[[ Listed records open ]]

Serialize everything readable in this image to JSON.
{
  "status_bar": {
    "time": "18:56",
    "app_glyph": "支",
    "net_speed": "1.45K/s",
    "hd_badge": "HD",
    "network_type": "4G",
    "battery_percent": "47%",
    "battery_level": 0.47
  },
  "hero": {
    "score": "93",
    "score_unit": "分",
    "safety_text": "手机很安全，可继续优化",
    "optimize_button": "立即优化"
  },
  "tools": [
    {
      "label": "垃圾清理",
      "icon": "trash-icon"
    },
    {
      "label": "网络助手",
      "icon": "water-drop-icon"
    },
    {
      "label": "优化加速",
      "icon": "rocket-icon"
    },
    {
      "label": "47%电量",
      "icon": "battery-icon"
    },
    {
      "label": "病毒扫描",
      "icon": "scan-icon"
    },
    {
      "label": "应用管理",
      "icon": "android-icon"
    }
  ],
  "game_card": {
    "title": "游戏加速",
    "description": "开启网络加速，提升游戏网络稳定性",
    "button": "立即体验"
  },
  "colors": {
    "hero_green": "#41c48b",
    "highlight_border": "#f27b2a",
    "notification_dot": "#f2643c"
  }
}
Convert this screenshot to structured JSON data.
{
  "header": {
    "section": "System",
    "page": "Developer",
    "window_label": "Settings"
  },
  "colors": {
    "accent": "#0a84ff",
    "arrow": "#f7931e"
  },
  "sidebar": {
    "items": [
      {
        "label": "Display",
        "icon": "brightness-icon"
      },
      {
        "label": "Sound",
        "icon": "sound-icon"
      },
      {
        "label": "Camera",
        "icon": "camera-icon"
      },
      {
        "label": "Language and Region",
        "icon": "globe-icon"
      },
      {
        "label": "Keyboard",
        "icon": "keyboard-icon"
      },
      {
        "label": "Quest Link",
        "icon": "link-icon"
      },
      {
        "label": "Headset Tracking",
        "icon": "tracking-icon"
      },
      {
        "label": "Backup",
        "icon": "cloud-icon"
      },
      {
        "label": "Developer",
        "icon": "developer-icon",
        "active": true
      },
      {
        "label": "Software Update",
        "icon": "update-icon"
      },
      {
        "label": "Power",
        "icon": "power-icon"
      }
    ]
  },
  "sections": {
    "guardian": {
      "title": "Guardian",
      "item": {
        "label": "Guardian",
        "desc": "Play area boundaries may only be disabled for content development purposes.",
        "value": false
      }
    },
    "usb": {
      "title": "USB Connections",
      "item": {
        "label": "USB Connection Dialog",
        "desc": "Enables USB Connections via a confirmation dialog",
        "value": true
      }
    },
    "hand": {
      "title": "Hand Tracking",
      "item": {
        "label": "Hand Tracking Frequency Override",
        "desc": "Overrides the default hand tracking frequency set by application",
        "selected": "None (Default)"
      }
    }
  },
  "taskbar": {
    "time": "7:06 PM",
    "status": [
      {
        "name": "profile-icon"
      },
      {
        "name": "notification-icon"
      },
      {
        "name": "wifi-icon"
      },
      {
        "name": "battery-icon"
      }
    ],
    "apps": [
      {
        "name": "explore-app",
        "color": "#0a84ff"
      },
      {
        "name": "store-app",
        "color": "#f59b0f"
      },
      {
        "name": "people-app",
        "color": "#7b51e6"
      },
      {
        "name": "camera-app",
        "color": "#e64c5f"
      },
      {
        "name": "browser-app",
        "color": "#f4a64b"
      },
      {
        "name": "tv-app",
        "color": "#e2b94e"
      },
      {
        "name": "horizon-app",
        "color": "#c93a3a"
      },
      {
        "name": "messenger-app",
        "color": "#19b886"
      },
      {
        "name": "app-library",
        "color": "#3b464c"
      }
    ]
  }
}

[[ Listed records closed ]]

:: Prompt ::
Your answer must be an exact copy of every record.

:: Result below ::
Serialize everything readable in this image to JSON.
{
  "status_bar": {
    "time": "18:56",
    "app_glyph": "支",
    "net_speed": "1.45K/s",
    "hd_badge": "HD",
    "network_type": "4G",
    "battery_percent": "47%",
    "battery_level": 0.47
  },
  "hero": {
    "score": "93",
    "score_unit": "分",
    "safety_text": "手机很安全，可继续优化",
    "optimize_button": "立即优化"
  },
  "tools": [
    {
      "label": "垃圾清理",
      "icon": "trash-icon"
    },
    {
      "label": "网络助手",
      "icon": "water-drop-icon"
    },
    {
      "label": "优化加速",
      "icon": "rocket-icon"
    },
    {
      "label": "47%电量",
      "icon": "battery-icon"
    },
    {
      "label": "病毒扫描",
      "icon": "scan-icon"
    },
    {
      "label": "应用管理",
      "icon": "android-icon"
    }
  ],
  "game_card": {
    "title": "游戏加速",
    "description": "开启网络加速，提升游戏网络稳定性",
    "button": "立即体验"
  },
  "colors": {
    "hero_green": "#41c48b",
    "highlight_border": "#f27b2a",
    "notification_dot": "#f2643c"
  }
}
Convert this screenshot to structured JSON data.
{
  "header": {
    "section": "System",
    "page": "Developer",
    "window_label": "Settings"
  },
  "colors": {
    "accent": "#0a84ff",
    "arrow": "#f7931e"
  },
  "sidebar": {
    "items": [
      {
        "label": "Display",
        "icon": "brightness-icon"
      },
      {
        "label": "Sound",
        "icon": "sound-icon"
      },
      {
        "label": "Camera",
        "icon": "camera-icon"
      },
      {
        "label": "Language and Region",
        "icon": "globe-icon"
      },
      {
        "label": "Keyboard",
        "icon": "keyboard-icon"
      },
      {
        "label": "Quest Link",
        "icon": "link-icon"
      },
      {
        "label": "Headset Tracking",
        "icon": "tracking-icon"
      },
      {
        "label": "Backup",
        "icon": "cloud-icon"
      },
      {
        "label": "Developer",
        "icon": "developer-icon",
        "active": true
      },
      {
        "label": "Software Update",
        "icon": "update-icon"
      },
      {
        "label": "Power",
        "icon": "power-icon"
      }
    ]
  },
  "sections": {
    "guardian": {
      "title": "Guardian",
      "item": {
        "label": "Guardian",
        "desc": "Play area boundaries may only be disabled for content development purposes.",
        "value": false
      }
    },
    "usb": {
      "title": "USB Connections",
      "item": {
        "label": "USB Connection Dialog",
        "desc": "Enables USB Connections via a confirmation dialog",
        "value": true
      }
    },
    "hand": {
      "title": "Hand Tracking",
      "item": {
        "label": "Hand Tracking Frequency Override",
        "desc": "Overrides the default hand tracking frequency set by application",
        "selected": "None (Default)"
      }
    }
  },
  "taskbar": {
    "time": "7:06 PM",
    "status": [
      {
        "name": "profile-icon"
      },
      {
        "name": "notification-icon"
      },
      {
        "name": "wifi-icon"
      },
      {
        "name": "battery-icon"
      }
    ],
    "apps": [
      {
        "name": "explore-app",
        "color": "#0a84ff"
      },
      {
        "name": "store-app",
        "color": "#f59b0f"
      },
      {
        "name": "people-app",
        "color": "#7b51e6"
      },
      {
        "name": "camera-app",
        "color": "#e64c5f"
      },
      {
        "name": "browser-app",
        "color": "#f4a64b"
      },
      {
        "name": "tv-app",
        "color": "#e2b94e"
      },
      {
        "name": "horizon-app",
        "color": "#c93a3a"
      },
      {
        "name": "messenger-app",
        "color": "#19b886"
      },
      {
        "name": "app-library",
        "color": "#3b464c"
      }
    ]
  }
}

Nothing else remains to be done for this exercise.